For a relatively small city, California’s Indio has always had a lot going on. From the city’s early days as a railroad and commerce hub to its present status as a festival haven, one thing remained true: living in the city should cure even the most resilient boredom problems.
Route 99 ran north and south down to I-10 that extends from Los Angeles, California to San Antonio, Texas and on to Florida in the eastern United States.
Indio’s early years
While the city has a fairly rich Native American history, its post-colonial rise to prominence came about thanks to the city’s renowned railroad system. Going back as far as 1880, Indio already sported several notable railways that saw the city under a constant influx of new faces and customs. The railroads helped bring big city culture to a smaller place and kept it very much on the map – in the late 19th and early 20th century, Indio was both a great place to visit and to settle down in.
Of course, it wasn’t just fresh people arriving to Indio by train on a regular basis: the city was a major trading point and the development of the rail system ensured that Indio would have everything necessary for a city to flourish.
It slowly expanded from a modest railroad town into a quaint place of action that everyone wanted to visit. By 1930, Indio already had its fair share of businesses and practices while continuing to enjoy an amount of visitors that a town of its size would otherwise rarely see. And while much has been said about the city’s tourism, it’s the city’s residents that made the place what it is today – while the city’s couple-thousand citizens in 1920 seem like a minuscule amount compared to its current population, they were the ones who shaped the city and assured its advancement.
Notable presences in the city

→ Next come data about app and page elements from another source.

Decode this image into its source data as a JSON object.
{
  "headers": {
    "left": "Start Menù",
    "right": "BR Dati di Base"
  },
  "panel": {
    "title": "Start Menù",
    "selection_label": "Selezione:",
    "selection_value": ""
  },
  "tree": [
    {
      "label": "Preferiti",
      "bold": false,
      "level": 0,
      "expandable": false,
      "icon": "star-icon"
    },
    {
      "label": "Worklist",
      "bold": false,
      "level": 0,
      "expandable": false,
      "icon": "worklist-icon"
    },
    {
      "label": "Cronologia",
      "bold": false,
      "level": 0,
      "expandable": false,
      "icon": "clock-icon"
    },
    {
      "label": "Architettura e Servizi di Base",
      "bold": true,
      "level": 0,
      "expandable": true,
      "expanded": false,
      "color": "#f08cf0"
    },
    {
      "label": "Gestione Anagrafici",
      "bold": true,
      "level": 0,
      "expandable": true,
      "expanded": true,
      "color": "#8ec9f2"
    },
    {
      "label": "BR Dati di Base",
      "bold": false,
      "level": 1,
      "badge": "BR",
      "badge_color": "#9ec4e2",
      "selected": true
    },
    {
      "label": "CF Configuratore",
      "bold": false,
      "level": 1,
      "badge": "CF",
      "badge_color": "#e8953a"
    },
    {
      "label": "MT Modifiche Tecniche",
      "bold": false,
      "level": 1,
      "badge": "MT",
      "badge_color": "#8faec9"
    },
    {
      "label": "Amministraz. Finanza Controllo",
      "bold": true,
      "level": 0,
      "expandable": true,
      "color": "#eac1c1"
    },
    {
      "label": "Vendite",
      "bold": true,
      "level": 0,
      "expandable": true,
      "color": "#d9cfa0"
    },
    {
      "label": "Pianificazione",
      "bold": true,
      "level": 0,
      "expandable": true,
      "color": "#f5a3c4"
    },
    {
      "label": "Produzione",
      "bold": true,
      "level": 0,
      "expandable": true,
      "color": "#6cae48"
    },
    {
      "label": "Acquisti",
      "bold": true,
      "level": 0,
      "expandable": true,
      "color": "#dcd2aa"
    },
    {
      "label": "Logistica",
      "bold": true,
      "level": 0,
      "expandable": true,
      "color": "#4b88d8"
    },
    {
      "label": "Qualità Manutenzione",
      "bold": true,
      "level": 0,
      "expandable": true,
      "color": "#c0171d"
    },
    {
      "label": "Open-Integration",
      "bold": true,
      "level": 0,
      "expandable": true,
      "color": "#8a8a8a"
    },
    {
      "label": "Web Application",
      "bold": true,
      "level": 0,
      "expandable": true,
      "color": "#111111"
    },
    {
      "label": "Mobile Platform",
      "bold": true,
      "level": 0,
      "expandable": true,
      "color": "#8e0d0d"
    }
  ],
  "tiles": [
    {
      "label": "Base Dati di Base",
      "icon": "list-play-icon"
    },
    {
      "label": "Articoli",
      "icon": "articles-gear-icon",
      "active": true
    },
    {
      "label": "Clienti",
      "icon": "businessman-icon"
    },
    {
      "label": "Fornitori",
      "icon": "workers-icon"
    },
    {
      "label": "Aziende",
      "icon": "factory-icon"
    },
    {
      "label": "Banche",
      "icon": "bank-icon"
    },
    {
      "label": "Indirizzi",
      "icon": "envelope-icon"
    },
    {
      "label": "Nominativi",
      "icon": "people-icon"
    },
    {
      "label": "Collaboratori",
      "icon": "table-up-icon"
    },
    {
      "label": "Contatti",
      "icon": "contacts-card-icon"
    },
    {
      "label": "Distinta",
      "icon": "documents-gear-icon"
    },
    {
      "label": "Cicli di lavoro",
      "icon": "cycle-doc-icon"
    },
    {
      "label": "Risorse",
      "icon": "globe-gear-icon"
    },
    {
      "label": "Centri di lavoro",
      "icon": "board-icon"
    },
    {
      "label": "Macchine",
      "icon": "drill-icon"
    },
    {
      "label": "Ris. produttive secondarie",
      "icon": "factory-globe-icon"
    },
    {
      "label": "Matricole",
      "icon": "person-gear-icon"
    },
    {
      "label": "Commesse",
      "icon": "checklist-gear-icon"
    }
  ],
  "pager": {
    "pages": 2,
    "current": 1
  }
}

Aside from the aforementioned tailwinds, Indio enjoyed the presence of several institutions and organizations that, at the very least, made it a talked-about place. One of them was the so-called Date Station: an advanced scientific facility that helped educate Indio’s farmers on the city’s trademark fruit. To this day, Date Station remains an important part of Indio’s heritage and enjoys festivals held in its honor.
Hotel Indio was another place of great importance: this is the structure that General Patton himself used during World War 2, making the small city even more famous. The presence of American soldiers certainly didn’t hurt as Indio’s economy bloomed thanks to the troops who used the city as a resting place. New residents continued pouring in after the war – if it was good enough for Patton, it was good enough for the Average Joe – and Indio eventually became the ‘capital’ of Coachella Valley, rising above several other cities in the area that once overshadowed it. And with improvements to its underground canals and roads – one of which would become the massive I-10 that runs from California through Texas and reaches Florida – Indio went on to become an even greater agricultural landmark.
These days, residents of Indio seem to be all about fun, welcoming tourists and hosting festivals year-round. But make no mistake about it: most of them take great pride in the city’s storied history and are committed to upholding its values day in and day out.